■ **Exercise prompt**
The records below are to be reproduced exactly, and no picture should appear in the copy.

■ **Dataset records**
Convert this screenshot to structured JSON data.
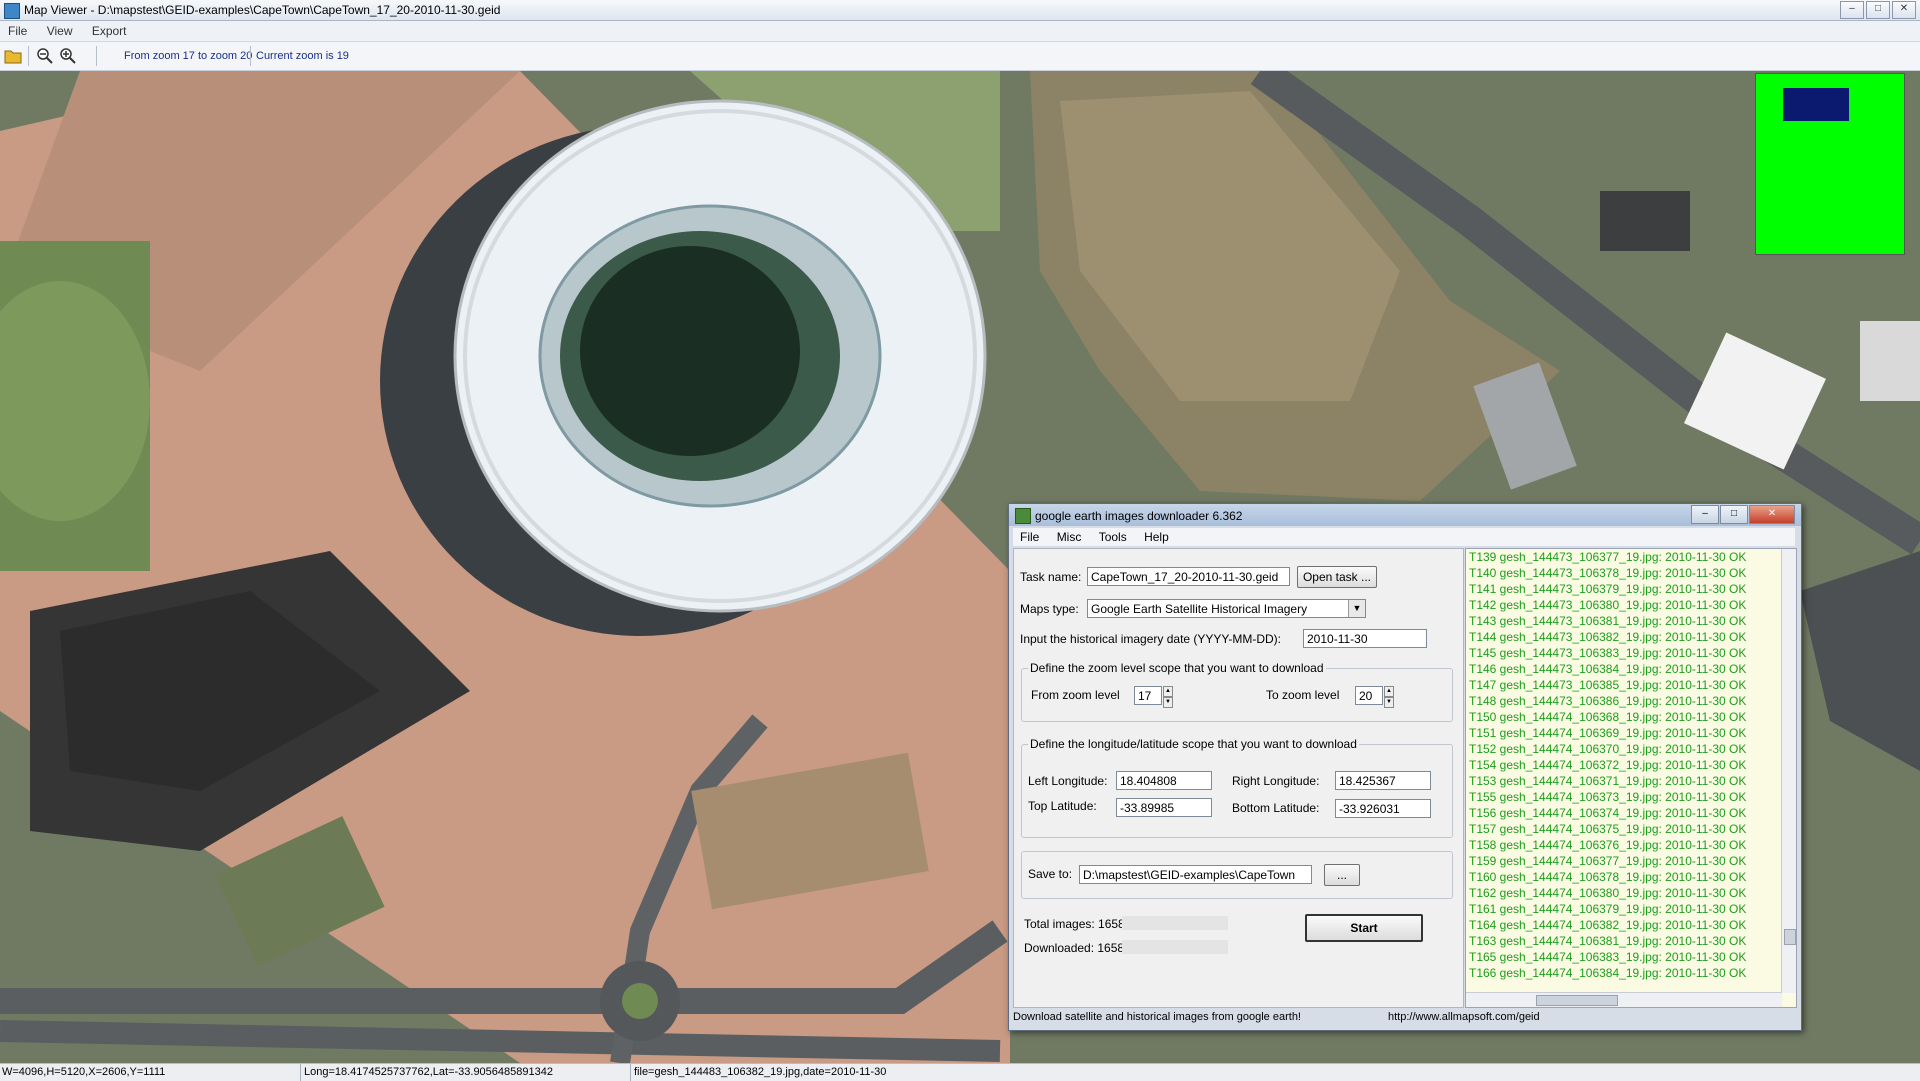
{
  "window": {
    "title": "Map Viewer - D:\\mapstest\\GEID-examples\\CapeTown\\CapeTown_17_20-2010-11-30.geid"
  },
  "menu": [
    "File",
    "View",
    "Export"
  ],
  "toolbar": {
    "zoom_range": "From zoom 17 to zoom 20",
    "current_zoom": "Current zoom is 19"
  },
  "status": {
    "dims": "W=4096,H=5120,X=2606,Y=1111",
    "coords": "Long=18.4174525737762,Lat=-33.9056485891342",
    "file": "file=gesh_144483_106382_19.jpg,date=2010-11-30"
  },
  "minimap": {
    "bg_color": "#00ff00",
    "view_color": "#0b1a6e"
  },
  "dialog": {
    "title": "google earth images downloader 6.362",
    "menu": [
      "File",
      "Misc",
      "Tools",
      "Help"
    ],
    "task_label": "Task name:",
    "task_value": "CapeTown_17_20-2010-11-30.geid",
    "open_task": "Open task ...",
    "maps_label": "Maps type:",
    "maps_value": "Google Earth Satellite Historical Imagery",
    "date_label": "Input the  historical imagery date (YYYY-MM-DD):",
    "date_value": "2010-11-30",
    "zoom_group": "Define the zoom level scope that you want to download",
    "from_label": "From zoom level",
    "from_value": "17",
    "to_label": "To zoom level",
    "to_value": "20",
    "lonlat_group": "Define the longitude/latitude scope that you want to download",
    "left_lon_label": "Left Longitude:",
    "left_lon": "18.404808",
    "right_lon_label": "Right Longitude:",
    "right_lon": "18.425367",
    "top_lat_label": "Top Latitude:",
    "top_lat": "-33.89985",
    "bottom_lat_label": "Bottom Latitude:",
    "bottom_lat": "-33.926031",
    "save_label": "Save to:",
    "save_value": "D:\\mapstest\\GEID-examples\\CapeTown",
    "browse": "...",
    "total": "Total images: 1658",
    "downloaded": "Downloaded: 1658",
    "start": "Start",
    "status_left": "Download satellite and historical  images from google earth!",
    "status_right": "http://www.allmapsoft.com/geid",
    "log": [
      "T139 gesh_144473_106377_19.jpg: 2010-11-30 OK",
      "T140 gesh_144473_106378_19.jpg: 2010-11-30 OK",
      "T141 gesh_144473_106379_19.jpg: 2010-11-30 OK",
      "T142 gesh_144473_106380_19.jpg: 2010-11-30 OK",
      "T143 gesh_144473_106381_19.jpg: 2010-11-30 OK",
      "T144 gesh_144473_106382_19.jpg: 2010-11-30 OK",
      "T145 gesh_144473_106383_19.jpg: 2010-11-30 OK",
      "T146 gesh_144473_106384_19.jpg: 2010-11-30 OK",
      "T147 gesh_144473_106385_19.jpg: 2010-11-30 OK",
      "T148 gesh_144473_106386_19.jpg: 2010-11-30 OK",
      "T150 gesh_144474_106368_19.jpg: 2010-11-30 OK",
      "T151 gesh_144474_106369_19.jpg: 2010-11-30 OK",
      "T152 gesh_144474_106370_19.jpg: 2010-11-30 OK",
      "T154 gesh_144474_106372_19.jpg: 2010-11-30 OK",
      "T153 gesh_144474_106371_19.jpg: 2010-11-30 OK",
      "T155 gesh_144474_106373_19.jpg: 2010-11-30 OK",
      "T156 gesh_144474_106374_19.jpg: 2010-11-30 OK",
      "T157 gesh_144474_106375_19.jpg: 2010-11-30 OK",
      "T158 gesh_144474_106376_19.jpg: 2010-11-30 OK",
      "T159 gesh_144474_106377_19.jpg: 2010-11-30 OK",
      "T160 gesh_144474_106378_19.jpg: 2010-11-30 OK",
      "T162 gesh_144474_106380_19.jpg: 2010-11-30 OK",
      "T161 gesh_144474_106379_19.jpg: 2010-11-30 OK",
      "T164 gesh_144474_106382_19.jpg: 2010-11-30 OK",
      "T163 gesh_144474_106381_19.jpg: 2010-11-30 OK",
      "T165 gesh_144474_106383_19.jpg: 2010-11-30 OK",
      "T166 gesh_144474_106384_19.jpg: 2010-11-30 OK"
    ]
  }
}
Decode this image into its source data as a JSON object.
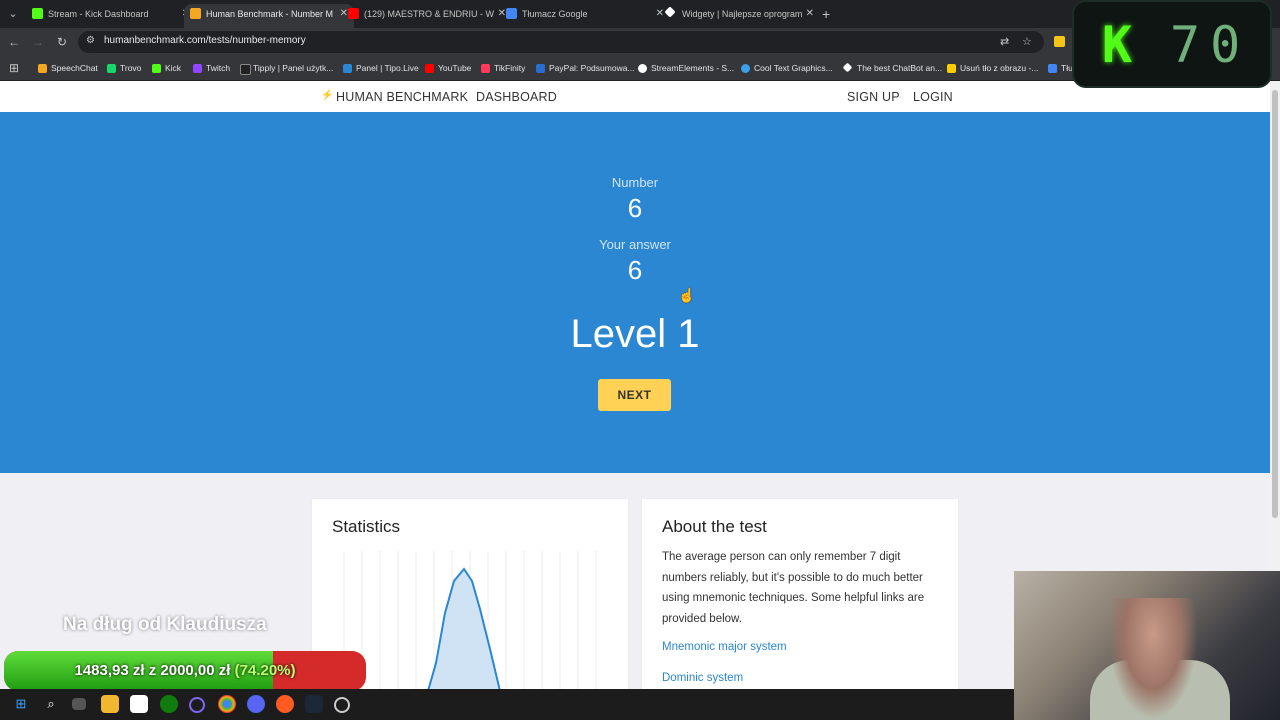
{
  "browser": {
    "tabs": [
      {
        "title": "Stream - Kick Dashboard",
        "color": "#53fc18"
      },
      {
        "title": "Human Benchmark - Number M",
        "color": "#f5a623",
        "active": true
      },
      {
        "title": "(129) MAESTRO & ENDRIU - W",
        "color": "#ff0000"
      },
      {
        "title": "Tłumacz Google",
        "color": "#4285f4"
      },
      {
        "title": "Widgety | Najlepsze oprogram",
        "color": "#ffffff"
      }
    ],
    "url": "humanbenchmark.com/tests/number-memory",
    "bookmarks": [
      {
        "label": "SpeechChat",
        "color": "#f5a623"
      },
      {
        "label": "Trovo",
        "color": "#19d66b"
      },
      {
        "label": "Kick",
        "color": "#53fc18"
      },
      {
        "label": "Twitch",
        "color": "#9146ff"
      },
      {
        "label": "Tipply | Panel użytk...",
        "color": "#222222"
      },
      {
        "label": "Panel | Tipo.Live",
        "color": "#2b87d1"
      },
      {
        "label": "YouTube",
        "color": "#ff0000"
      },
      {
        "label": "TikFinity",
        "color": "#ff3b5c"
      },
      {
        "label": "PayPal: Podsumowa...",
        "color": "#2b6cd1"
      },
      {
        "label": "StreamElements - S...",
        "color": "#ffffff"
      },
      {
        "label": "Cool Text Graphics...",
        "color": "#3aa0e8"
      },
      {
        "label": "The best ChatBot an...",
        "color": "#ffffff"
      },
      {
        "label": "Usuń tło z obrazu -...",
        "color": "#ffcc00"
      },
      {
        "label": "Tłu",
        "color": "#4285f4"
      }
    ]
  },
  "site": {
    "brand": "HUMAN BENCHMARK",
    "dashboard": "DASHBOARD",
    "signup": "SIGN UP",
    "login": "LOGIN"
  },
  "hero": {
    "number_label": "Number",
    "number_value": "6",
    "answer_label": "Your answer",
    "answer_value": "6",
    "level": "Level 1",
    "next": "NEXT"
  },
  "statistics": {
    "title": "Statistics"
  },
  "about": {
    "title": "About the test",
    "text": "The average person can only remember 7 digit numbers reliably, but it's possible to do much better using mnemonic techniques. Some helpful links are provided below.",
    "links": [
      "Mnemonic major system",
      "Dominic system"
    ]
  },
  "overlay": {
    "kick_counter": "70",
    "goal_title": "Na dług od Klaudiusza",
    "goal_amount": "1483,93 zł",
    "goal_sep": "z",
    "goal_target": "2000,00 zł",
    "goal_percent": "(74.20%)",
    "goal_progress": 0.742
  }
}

■ **Answer below**
Convert this screenshot to structured JSON data.
{
  "window": {
    "title": "Map Viewer - D:\\mapstest\\GEID-examples\\CapeTown\\CapeTown_17_20-2010-11-30.geid"
  },
  "menu": [
    "File",
    "View",
    "Export"
  ],
  "toolbar": {
    "zoom_range": "From zoom 17 to zoom 20",
    "current_zoom": "Current zoom is 19"
  },
  "status": {
    "dims": "W=4096,H=5120,X=2606,Y=1111",
    "coords": "Long=18.4174525737762,Lat=-33.9056485891342",
    "file": "file=gesh_144483_106382_19.jpg,date=2010-11-30"
  },
  "minimap": {
    "bg_color": "#00ff00",
    "view_color": "#0b1a6e"
  },
  "dialog": {
    "title": "google earth images downloader 6.362",
    "menu": [
      "File",
      "Misc",
      "Tools",
      "Help"
    ],
    "task_label": "Task name:",
    "task_value": "CapeTown_17_20-2010-11-30.geid",
    "open_task": "Open task ...",
    "maps_label": "Maps type:",
    "maps_value": "Google Earth Satellite Historical Imagery",
    "date_label": "Input the  historical imagery date (YYYY-MM-DD):",
    "date_value": "2010-11-30",
    "zoom_group": "Define the zoom level scope that you want to download",
    "from_label": "From zoom level",
    "from_value": "17",
    "to_label": "To zoom level",
    "to_value": "20",
    "lonlat_group": "Define the longitude/latitude scope that you want to download",
    "left_lon_label": "Left Longitude:",
    "left_lon": "18.404808",
    "right_lon_label": "Right Longitude:",
    "right_lon": "18.425367",
    "top_lat_label": "Top Latitude:",
    "top_lat": "-33.89985",
    "bottom_lat_label": "Bottom Latitude:",
    "bottom_lat": "-33.926031",
    "save_label": "Save to:",
    "save_value": "D:\\mapstest\\GEID-examples\\CapeTown",
    "browse": "...",
    "total": "Total images: 1658",
    "downloaded": "Downloaded: 1658",
    "start": "Start",
    "status_left": "Download satellite and historical  images from google earth!",
    "status_right": "http://www.allmapsoft.com/geid",
    "log": [
      "T139 gesh_144473_106377_19.jpg: 2010-11-30 OK",
      "T140 gesh_144473_106378_19.jpg: 2010-11-30 OK",
      "T141 gesh_144473_106379_19.jpg: 2010-11-30 OK",
      "T142 gesh_144473_106380_19.jpg: 2010-11-30 OK",
      "T143 gesh_144473_106381_19.jpg: 2010-11-30 OK",
      "T144 gesh_144473_106382_19.jpg: 2010-11-30 OK",
      "T145 gesh_144473_106383_19.jpg: 2010-11-30 OK",
      "T146 gesh_144473_106384_19.jpg: 2010-11-30 OK",
      "T147 gesh_144473_106385_19.jpg: 2010-11-30 OK",
      "T148 gesh_144473_106386_19.jpg: 2010-11-30 OK",
      "T150 gesh_144474_106368_19.jpg: 2010-11-30 OK",
      "T151 gesh_144474_106369_19.jpg: 2010-11-30 OK",
      "T152 gesh_144474_106370_19.jpg: 2010-11-30 OK",
      "T154 gesh_144474_106372_19.jpg: 2010-11-30 OK",
      "T153 gesh_144474_106371_19.jpg: 2010-11-30 OK",
      "T155 gesh_144474_106373_19.jpg: 2010-11-30 OK",
      "T156 gesh_144474_106374_19.jpg: 2010-11-30 OK",
      "T157 gesh_144474_106375_19.jpg: 2010-11-30 OK",
      "T158 gesh_144474_106376_19.jpg: 2010-11-30 OK",
      "T159 gesh_144474_106377_19.jpg: 2010-11-30 OK",
      "T160 gesh_144474_106378_19.jpg: 2010-11-30 OK",
      "T162 gesh_144474_106380_19.jpg: 2010-11-30 OK",
      "T161 gesh_144474_106379_19.jpg: 2010-11-30 OK",
      "T164 gesh_144474_106382_19.jpg: 2010-11-30 OK",
      "T163 gesh_144474_106381_19.jpg: 2010-11-30 OK",
      "T165 gesh_144474_106383_19.jpg: 2010-11-30 OK",
      "T166 gesh_144474_106384_19.jpg: 2010-11-30 OK"
    ]
  }
}
Decode this image into its source data as a JSON object.
{
  "browser": {
    "tabs": [
      {
        "title": "Stream - Kick Dashboard",
        "color": "#53fc18"
      },
      {
        "title": "Human Benchmark - Number M",
        "color": "#f5a623",
        "active": true
      },
      {
        "title": "(129) MAESTRO & ENDRIU - W",
        "color": "#ff0000"
      },
      {
        "title": "Tłumacz Google",
        "color": "#4285f4"
      },
      {
        "title": "Widgety | Najlepsze oprogram",
        "color": "#ffffff"
      }
    ],
    "url": "humanbenchmark.com/tests/number-memory",
    "bookmarks": [
      {
        "label": "SpeechChat",
        "color": "#f5a623"
      },
      {
        "label": "Trovo",
        "color": "#19d66b"
      },
      {
        "label": "Kick",
        "color": "#53fc18"
      },
      {
        "label": "Twitch",
        "color": "#9146ff"
      },
      {
        "label": "Tipply | Panel użytk...",
        "color": "#222222"
      },
      {
        "label": "Panel | Tipo.Live",
        "color": "#2b87d1"
      },
      {
        "label": "YouTube",
        "color": "#ff0000"
      },
      {
        "label": "TikFinity",
        "color": "#ff3b5c"
      },
      {
        "label": "PayPal: Podsumowa...",
        "color": "#2b6cd1"
      },
      {
        "label": "StreamElements - S...",
        "color": "#ffffff"
      },
      {
        "label": "Cool Text Graphics...",
        "color": "#3aa0e8"
      },
      {
        "label": "The best ChatBot an...",
        "color": "#ffffff"
      },
      {
        "label": "Usuń tło z obrazu -...",
        "color": "#ffcc00"
      },
      {
        "label": "Tłu",
        "color": "#4285f4"
      }
    ]
  },
  "site": {
    "brand": "HUMAN BENCHMARK",
    "dashboard": "DASHBOARD",
    "signup": "SIGN UP",
    "login": "LOGIN"
  },
  "hero": {
    "number_label": "Number",
    "number_value": "6",
    "answer_label": "Your answer",
    "answer_value": "6",
    "level": "Level 1",
    "next": "NEXT"
  },
  "statistics": {
    "title": "Statistics"
  },
  "about": {
    "title": "About the test",
    "text": "The average person can only remember 7 digit numbers reliably, but it's possible to do much better using mnemonic techniques. Some helpful links are provided below.",
    "links": [
      "Mnemonic major system",
      "Dominic system"
    ]
  },
  "overlay": {
    "kick_counter": "70",
    "goal_title": "Na dług od Klaudiusza",
    "goal_amount": "1483,93 zł",
    "goal_sep": "z",
    "goal_target": "2000,00 zł",
    "goal_percent": "(74.20%)",
    "goal_progress": 0.742
  }
}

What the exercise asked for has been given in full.